The underlying reason for the inflexibility of the worker was, in my opinion, an issue of social class. Obviously, to me, the DSS worker felt that a middle class foster family trumped a poor, lower class, working class, mother. The boy would be better off with a middle class family of good social standing, relatively well off and, most importantly, stable. Tough case, I thought, even given the fact that the system is supposed to be designed to keep children with their natural parents.

I always tried to get a feel for what life was like for my clients. I asked about her other kids, how they did in school. She had four kids, the oldest being her son in foster care. I asked about where they lived. She told me they lived in a large house big enough so each of her kids had their own room. A big backyard. Strangely middle class house, I thought, for someone who worked 2 jobs a week, probably more. Same for her live-in boy friend. One car for 2 people to get to work. I asked about their income. They lived with their noses just above water. Backbreaking life.

I asked how much the rent was. She told me, "I don't pay rent. I own my home." Whoa! That hit me like a hammer. I was astounded. I asked her how much her mortgage payment was. “There's no mortgage. It's fully paid for."

I couldn't believe what I had just heard. I asked her what the house cost. “$75,000.” I then asked the obvious question, “Just how were you able to do that?” Turns out her father had passed away when she was 18 and left her an inheritance of $90,000. She had taken the money and bought the house because “I wanted my kids to have a home." At that precise moment I realized I had the best hand in the game. I represented a woman of character. A woman who, at the age of 18, instead of foolishly spending her inheritance, acted to protect and provide for her children. Most 18 year old people, I reasoned, would probably have spent the money on immediate gratification. They'd buy clothes and cars and bling and other bon bons. Perhaps a few trips, get a new car, buy drugs, etc. I got a much smaller inheritance when my grandfather died in 1970 and my wife and I headed to Europe for three weeks. Had a great trip and never thought of saving a dime. But not this woman. She wanted a roof over her kids head so she bought a house. Character. A good card to have.

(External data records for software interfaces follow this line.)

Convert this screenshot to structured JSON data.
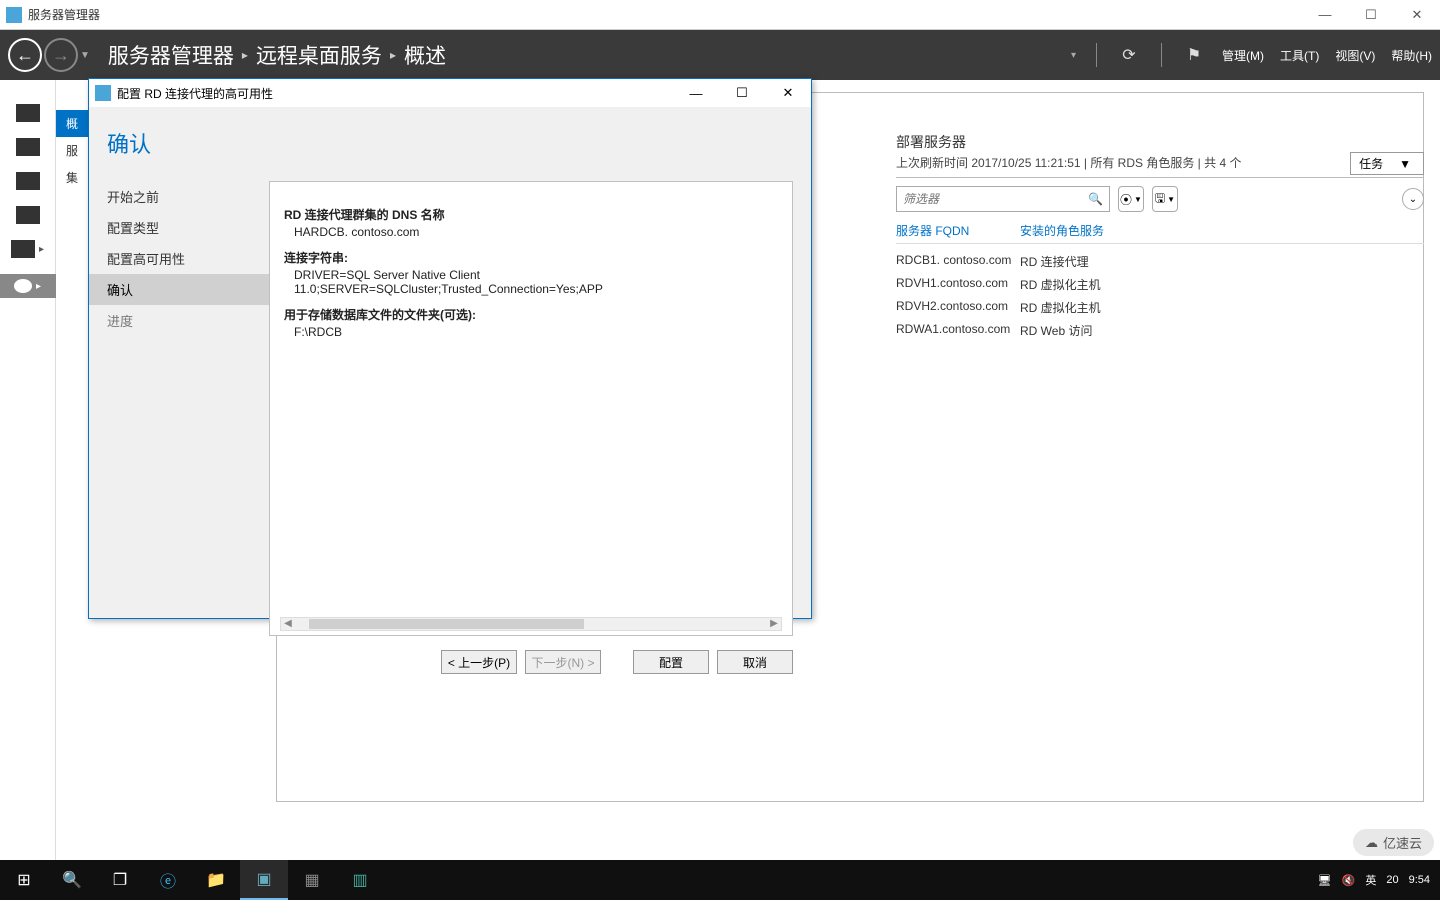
{
  "window": {
    "title": "服务器管理器",
    "minimize": "—",
    "maximize": "☐",
    "close": "✕"
  },
  "breadcrumb": {
    "part1": "服务器管理器",
    "part2": "远程桌面服务",
    "part3": "概述",
    "sep": "▸"
  },
  "menu": {
    "manage": "管理(M)",
    "tools": "工具(T)",
    "view": "视图(V)",
    "help": "帮助(H)"
  },
  "sidetabs": {
    "t1": "概",
    "t2": "服",
    "t3": "集"
  },
  "deploy": {
    "title": "部署服务器",
    "subtitle": "上次刷新时间 2017/10/25 11:21:51 | 所有 RDS 角色服务 | 共 4 个",
    "tasks": "任务",
    "filter_placeholder": "筛选器",
    "col_fqdn": "服务器 FQDN",
    "col_role": "安装的角色服务",
    "rows": [
      {
        "fqdn": "RDCB1. contoso.com",
        "role": "RD 连接代理"
      },
      {
        "fqdn": "RDVH1.contoso.com",
        "role": "RD 虚拟化主机"
      },
      {
        "fqdn": "RDVH2.contoso.com",
        "role": "RD 虚拟化主机"
      },
      {
        "fqdn": "RDWA1.contoso.com",
        "role": "RD Web 访问"
      }
    ]
  },
  "dialog": {
    "title": "配置 RD 连接代理的高可用性",
    "heading": "确认",
    "nav": {
      "step1": "开始之前",
      "step2": "配置类型",
      "step3": "配置高可用性",
      "step4": "确认",
      "step5": "进度"
    },
    "content": {
      "label_dns": "RD 连接代理群集的 DNS 名称",
      "val_dns": "HARDCB. contoso.com",
      "label_conn": "连接字符串:",
      "val_conn": "DRIVER=SQL Server Native Client 11.0;SERVER=SQLCluster;Trusted_Connection=Yes;APP",
      "label_folder": "用于存储数据库文件的文件夹(可选):",
      "val_folder": "F:\\RDCB"
    },
    "buttons": {
      "prev": "< 上一步(P)",
      "next": "下一步(N) >",
      "configure": "配置",
      "cancel": "取消"
    }
  },
  "taskbar": {
    "ime": "英",
    "num": "20",
    "time": "9:54"
  },
  "watermark": "亿速云"
}
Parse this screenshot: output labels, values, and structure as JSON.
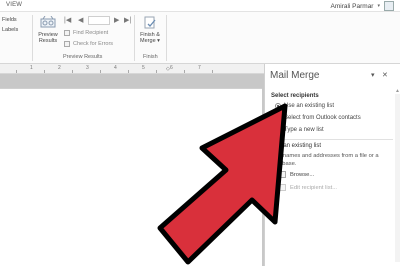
{
  "ribbon": {
    "tab_view": "VIEW",
    "account_name": "Amirali Parmar",
    "groups": {
      "fields_labels": {
        "line1": "Fields",
        "line2": "Labels"
      },
      "preview_results": {
        "preview_button": {
          "line1": "Preview",
          "line2": "Results"
        },
        "find_recipient": "Find Recipient",
        "check_errors": "Check for Errors",
        "label": "Preview Results"
      },
      "finish": {
        "finish_merge": {
          "line1": "Finish &",
          "line2": "Merge ▾"
        },
        "label": "Finish"
      }
    }
  },
  "ruler": {
    "numbers": [
      "1",
      "2",
      "3",
      "4",
      "5",
      "6",
      "7"
    ]
  },
  "pane": {
    "title": "Mail Merge",
    "select_recipients": {
      "heading": "Select recipients",
      "options": [
        {
          "label": "Use an existing list",
          "selected": true
        },
        {
          "label": "Select from Outlook contacts",
          "selected": false
        },
        {
          "label": "Type a new list",
          "selected": false
        }
      ]
    },
    "use_existing": {
      "heading": "Use an existing list",
      "description": "Use names and addresses from a file or a database.",
      "browse": "Browse...",
      "edit_list": "Edit recipient list..."
    }
  },
  "colors": {
    "arrow_fill": "#d9303b",
    "arrow_stroke": "#000000"
  }
}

This was crucial. It put my case in a much better position. The other card card in my pocket was the judge, Mary Work. Judge Work was, and still is, an excellent, hard working judge, who really cares about kids. Besides being a parent herself, she's smart and savvy and has a really well calibrated bullshit meter. She would think of mom as a woman of character living in poverty and trying her best to support and protect her kids and her best to cooperate with DSS. She was always able to focus on the real issue in Family Court – the best interests of the child. A lot of people and, frankly, lawyers, think the objective in Family Court is to throw as much mud as you can at the other adult. Wrong. The only issue is what's in the best interests of the kids. And I thought I had enough cards to win on that issue.

I put the case together over the weekend. I asked mom if she could get me some photographs of the house. I didn't want the judge to just listen to mom talking about the house. I wanted her to see it. The photo's I got were excellent. They showed a home, not just a house. It was clean inside and out and not in chaos.

The trial took place on the Tuesday after Labor Day. I was right about the judge's reaction to the fact that my client didn't waste an inheritance but acted to protect her children. Despite what had first seemed to be a case with long odds, the decision was easy. The judge ordered my client's son home with his mother and siblings, “today." Great victory over the odds and the system. A day to be proud.

Two years later I read in the newspaper that the boy I had tried so hard and successfully to free from foster care had been accused of raping his 12 year old sister. Sometimes this shit just breaks your heart.